WASHINGTON, DC – The International Monetary Fund is an immensely useful organization, able to deliver substantial amounts of financial and technical assistance at short notice to almost any place in the world. It also has the great advantage of almost always being perceived as incredibly boring.
Unfortunately for the IMF, it now needs a slightly higher public profile to convince the US Congress to agree to some important reforms. The Ukrainian crisis may prove helpful, though that appears less likely now – which may be a good thing to the extent that one unintended consequence could be a loan to Ukraine that is larger than it really needs.
In the realm of international economics, being perceived as boring confers power to the extent that it allows major decisions to be made without a great deal of external scrutiny. From 1918 to 1939, international economic cooperation was hard to come by – in large part because all of the attempted deals were put together at high-profile international conferences. Following the creation of the IMF in 1944, many of the same decisions became routine, a lot less interesting, and much easier to implement.
The IMF rarely makes front-page headlines in the United States or other big countries, except when there is a racy personal dimension. The last time that many read a news story about the Fund may have been when then-Managing Director Dominique Strauss Kahn was forced out in May 2011, following accusations that he sexually assaulted an employee in a New York hotel.
Since then, his successor, Christine Lagarde, has helped to restore the Fund’s reputation – and to return coverage of its programs and activities to newspapers’ dry and unemotional business sections. (When I worked at the IMF in the 2000’s, page-three coverage of our events by leading newspapers was typically viewed as preferable to top billing.)
Of course, in countries receiving assistance – such as Greece in the last few years – the IMF excites great passion. But in the halls of the US Congress, few people pay any attention.
In the highly charged partisan atmosphere of Washington, DC, this is without question almost always an advantage. Imagine if the disbursement of all assistance to countries in trouble required Congressional approval, let alone spending from the US budget. Nothing good would ever happen – and certainly not for the US.
The IMF is founded on the premise that it represents cooperation between all of the countries of the world. The reality is that it stands for and operationalizes US power, in cooperation with America’s closest allies.
Anyone who doubts that should review a recent letter orchestrated by the Bretton Woods Committee, addressed to Congressional leaders on behalf of an impressive array of former Republican and Democratic cabinet secretaries. The first paragraph reads, “The IMF has always been a valuable tool for advancing US national interests globally.”

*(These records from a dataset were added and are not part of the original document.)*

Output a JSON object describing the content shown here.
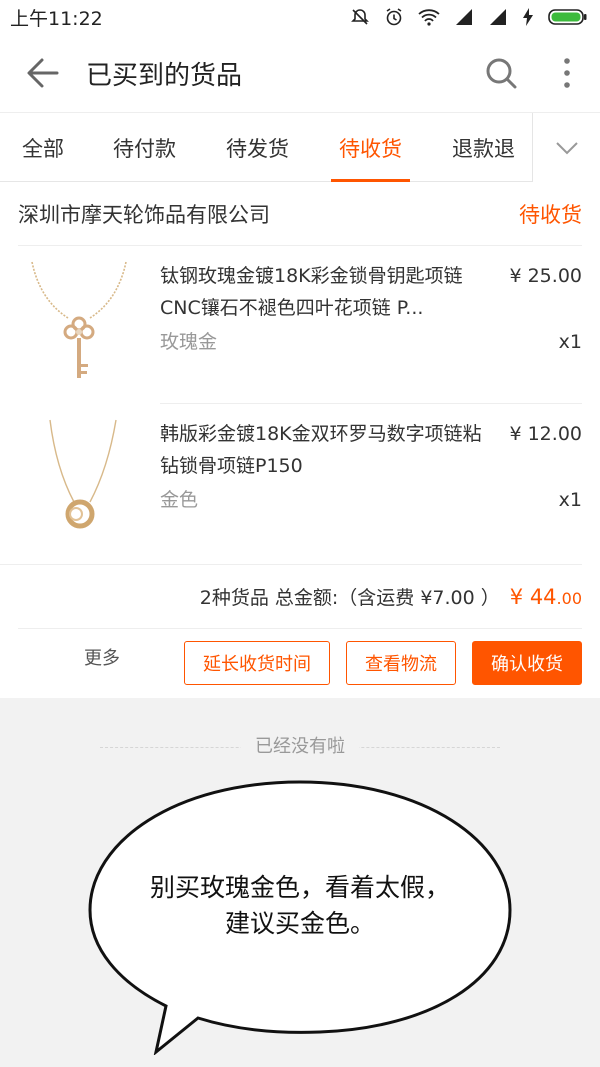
{
  "status_bar": {
    "time": "上午11:22"
  },
  "header": {
    "title": "已买到的货品",
    "back_icon": "arrow-left-icon",
    "search_icon": "search-icon",
    "menu_icon": "more-vertical-icon"
  },
  "tabs": [
    {
      "label": "全部",
      "active": false
    },
    {
      "label": "待付款",
      "active": false
    },
    {
      "label": "待发货",
      "active": false
    },
    {
      "label": "待收货",
      "active": true
    },
    {
      "label": "退款退",
      "active": false
    }
  ],
  "order": {
    "shop_name": "深圳市摩天轮饰品有限公司",
    "status": "待收货",
    "items": [
      {
        "title": "钛钢玫瑰金镀18K彩金锁骨钥匙项链 CNC镶石不褪色四叶花项链 P...",
        "price": "¥ 25.00",
        "sku": "玫瑰金",
        "qty": "x1"
      },
      {
        "title": "韩版彩金镀18K金双环罗马数字项链粘钻锁骨项链P150",
        "price": "¥ 12.00",
        "sku": "金色",
        "qty": "x1"
      }
    ],
    "summary": {
      "text": "2种货品 总金额:（含运费 ¥7.00 ）",
      "currency": "¥ ",
      "total_int": "44",
      "total_dec": ".00"
    },
    "actions": {
      "more": "更多",
      "extend": "延长收货时间",
      "logistics": "查看物流",
      "confirm": "确认收货"
    }
  },
  "footer": {
    "end_text": "已经没有啦"
  },
  "annotation": {
    "bubble_text": "别买玫瑰金色，看着太假，建议买金色。"
  },
  "colors": {
    "accent": "#ff5500",
    "background": "#f2f2f2"
  }
}
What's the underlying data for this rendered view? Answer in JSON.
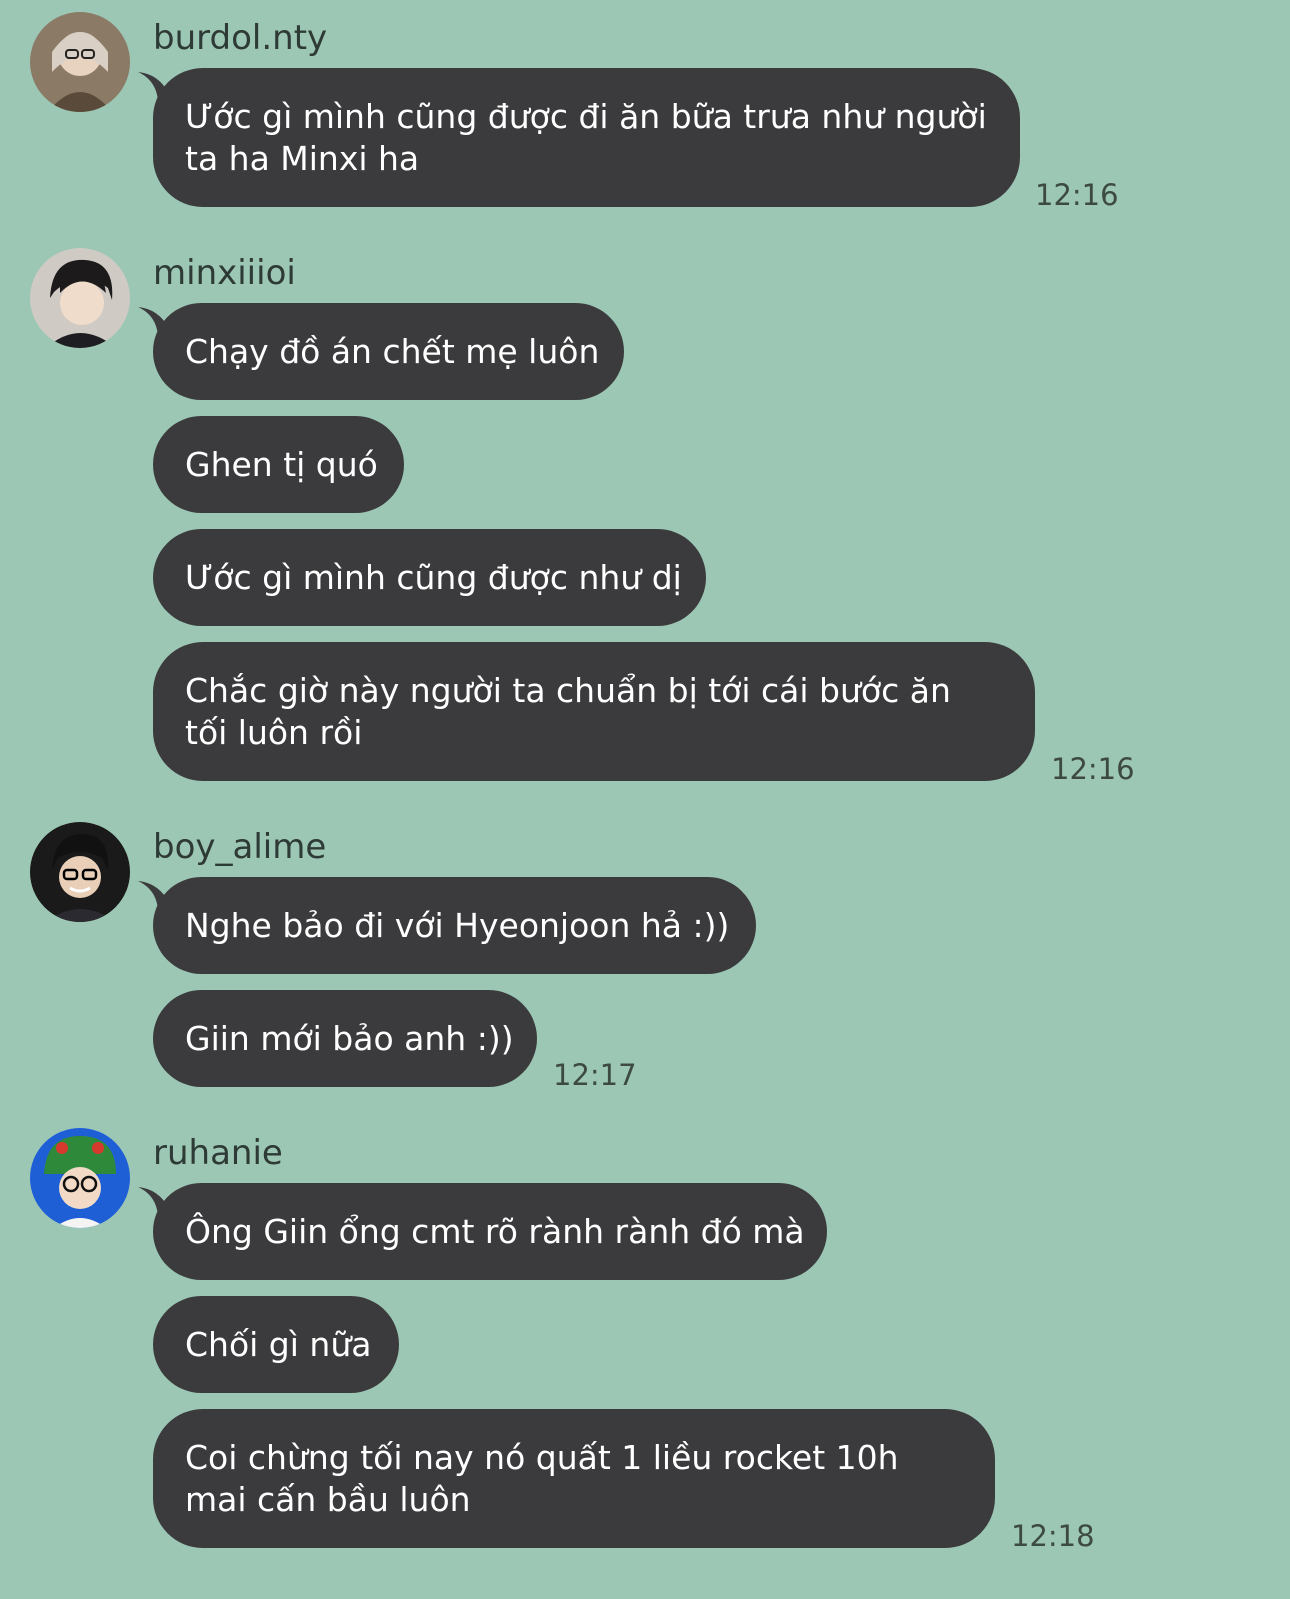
{
  "colors": {
    "background": "#9dc7b5",
    "bubble": "#3b3b3d",
    "bubble_text": "#ffffff"
  },
  "groups": [
    {
      "username": "burdol.nty",
      "avatar_icon": "avatar-burdol-icon",
      "messages": [
        "Ước gì mình cũng được đi ăn bữa trưa như người ta ha Minxi ha"
      ],
      "time": "12:16"
    },
    {
      "username": "minxiiioi",
      "avatar_icon": "avatar-minxi-icon",
      "messages": [
        "Chạy đồ án chết mẹ luôn",
        "Ghen tị quó",
        "Ước gì mình cũng được như dị",
        "Chắc giờ này người ta chuẩn bị tới cái bước ăn tối luôn rồi"
      ],
      "time": "12:16"
    },
    {
      "username": "boy_alime",
      "avatar_icon": "avatar-boy-alime-icon",
      "messages": [
        "Nghe bảo đi với Hyeonjoon hả :))",
        "Giin mới bảo anh :))"
      ],
      "time": "12:17"
    },
    {
      "username": "ruhanie",
      "avatar_icon": "avatar-ruhanie-icon",
      "messages": [
        "Ông Giin ổng cmt rõ rành rành đó mà",
        "Chối gì nữa",
        "Coi chừng tối nay nó quất 1 liều rocket 10h mai cấn bầu luôn"
      ],
      "time": "12:18"
    }
  ]
}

The US does not dictate what happens at the IMF, but it does have a disproportionate influence. Given the Fund’s origins in helping to rebuild Europe after World War II, European countries are also very well represented on its executive board and in terms of ownership shares (and thus voting weight on important decisions).
One major goal in recent decades has been to shift representation at the IMF somewhat away from Europe and toward the world’s emerging markets. These countries’ global economic and financial significance has grown rapidly, yet they have relatively little representation at the Fund.
A package of reforms has been agreed. Like most products of international negotiations, the agreement is not perfect; but it does move the ball forward. (For the technical details, I recommend a recent paper by Edwin M. Truman, my colleague at the Peterson Institute for International Economics.)
These reforms need to be agreed, in legislative form, by the US Congress before they can take effect. For whatever reason, President Barack Obama’s administration did not push this item hard in 2013 and early 2014 – and the agenda of encouraging further IMF reform has therefore languished.
The Obama administration proposed to tie IMF reform to the presumably imminent approval by Congress of funding for Ukraine. This is sensible legislative tactics but not appealing as an economic strategy. In effect, the administration tried to make the IMF more interesting, particularly to encourage Republicans in the House of Representatives to support the reforms.
The latest indications are that the Republicans will not be so enticed. But the bigger problem is that Ukraine does not really need a massive loan from the IMF. What Ukraine needs is a sharp reduction in corruption, as well as real legitimacy (through the ballot box) for people who want to rein in the influence of oligarchs – a group that has sapped the economy through plunder and incompetence over the past two decades.
IMF reform is sensible and should be supported. The Europeans do not need their current level of representation, and the positions and voices of middle- and lower-income countries should be strengthened. The Obama administration needs to make this case more directly and forcefully to Congress. The inherent dullness of the IMF makes that hard.
Simon Johnson is a professor at MIT’s Sloan School of Management and the co-author of White House Burning: The Founding Fathers, Our National Debt, And Why It Matters To You.
Copyright: Project Syndicate, 2014.